(Problem statement): Look through the material below. Copy every line with the string "cross" in it.

═══

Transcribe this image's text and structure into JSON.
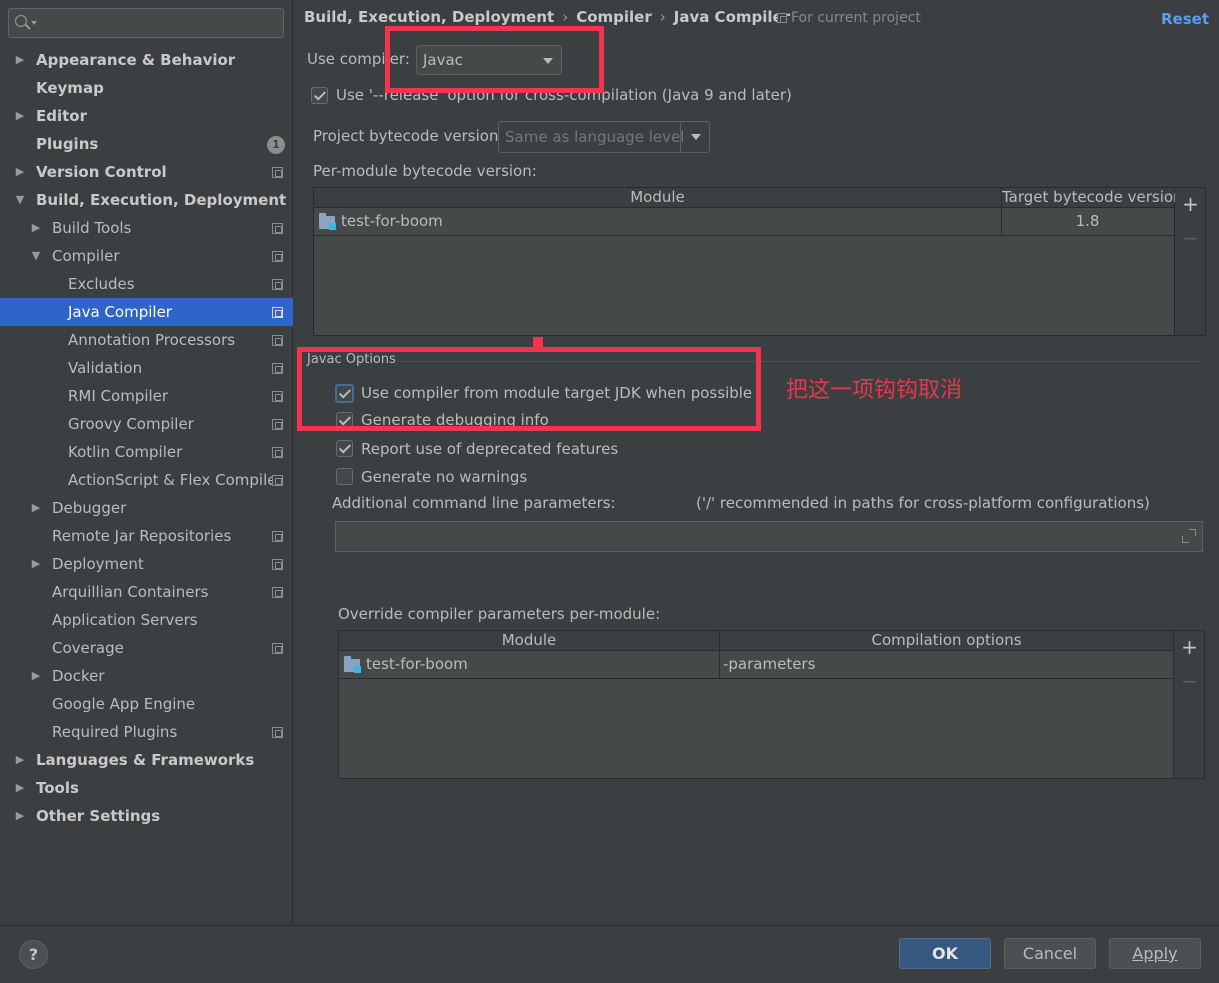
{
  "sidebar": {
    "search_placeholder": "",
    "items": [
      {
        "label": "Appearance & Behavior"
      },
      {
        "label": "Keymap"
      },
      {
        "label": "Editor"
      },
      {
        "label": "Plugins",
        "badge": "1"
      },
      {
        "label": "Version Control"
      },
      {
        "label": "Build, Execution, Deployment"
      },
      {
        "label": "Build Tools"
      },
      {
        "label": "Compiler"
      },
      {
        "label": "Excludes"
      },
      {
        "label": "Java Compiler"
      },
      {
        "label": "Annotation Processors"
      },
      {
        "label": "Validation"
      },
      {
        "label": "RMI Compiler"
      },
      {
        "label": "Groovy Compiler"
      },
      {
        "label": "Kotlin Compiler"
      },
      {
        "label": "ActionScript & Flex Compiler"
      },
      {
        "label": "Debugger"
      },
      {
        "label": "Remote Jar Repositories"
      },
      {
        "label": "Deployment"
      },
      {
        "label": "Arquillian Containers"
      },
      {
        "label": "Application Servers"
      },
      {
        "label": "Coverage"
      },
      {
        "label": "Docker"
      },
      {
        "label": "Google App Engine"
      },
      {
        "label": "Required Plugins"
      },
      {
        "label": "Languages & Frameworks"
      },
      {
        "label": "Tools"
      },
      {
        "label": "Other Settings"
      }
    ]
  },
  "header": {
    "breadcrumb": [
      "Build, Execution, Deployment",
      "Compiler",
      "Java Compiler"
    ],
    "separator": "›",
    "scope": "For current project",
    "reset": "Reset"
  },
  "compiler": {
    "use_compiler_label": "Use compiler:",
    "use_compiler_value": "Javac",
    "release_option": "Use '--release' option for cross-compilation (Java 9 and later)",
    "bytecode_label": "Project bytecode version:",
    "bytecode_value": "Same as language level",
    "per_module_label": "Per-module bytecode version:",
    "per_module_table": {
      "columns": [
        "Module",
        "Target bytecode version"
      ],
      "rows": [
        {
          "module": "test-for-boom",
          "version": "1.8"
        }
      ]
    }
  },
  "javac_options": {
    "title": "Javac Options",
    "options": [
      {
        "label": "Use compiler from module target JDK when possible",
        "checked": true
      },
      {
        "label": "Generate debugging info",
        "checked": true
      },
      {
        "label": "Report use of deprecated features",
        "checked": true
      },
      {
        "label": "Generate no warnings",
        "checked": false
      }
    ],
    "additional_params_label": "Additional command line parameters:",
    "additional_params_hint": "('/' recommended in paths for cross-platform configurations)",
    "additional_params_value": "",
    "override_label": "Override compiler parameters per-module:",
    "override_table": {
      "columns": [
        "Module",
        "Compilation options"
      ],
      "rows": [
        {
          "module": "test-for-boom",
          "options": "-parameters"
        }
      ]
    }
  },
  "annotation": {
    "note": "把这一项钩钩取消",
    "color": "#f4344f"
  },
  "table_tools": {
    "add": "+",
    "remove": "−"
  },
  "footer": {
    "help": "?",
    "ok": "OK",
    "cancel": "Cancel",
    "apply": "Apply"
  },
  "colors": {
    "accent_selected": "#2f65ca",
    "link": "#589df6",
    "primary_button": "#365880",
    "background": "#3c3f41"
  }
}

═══

(Task solution):
    "release_option": "Use '--release' option for cross-compilation (Java 9 and later)",
    "additional_params_hint": "('/' recommended in paths for cross-platform configurations)",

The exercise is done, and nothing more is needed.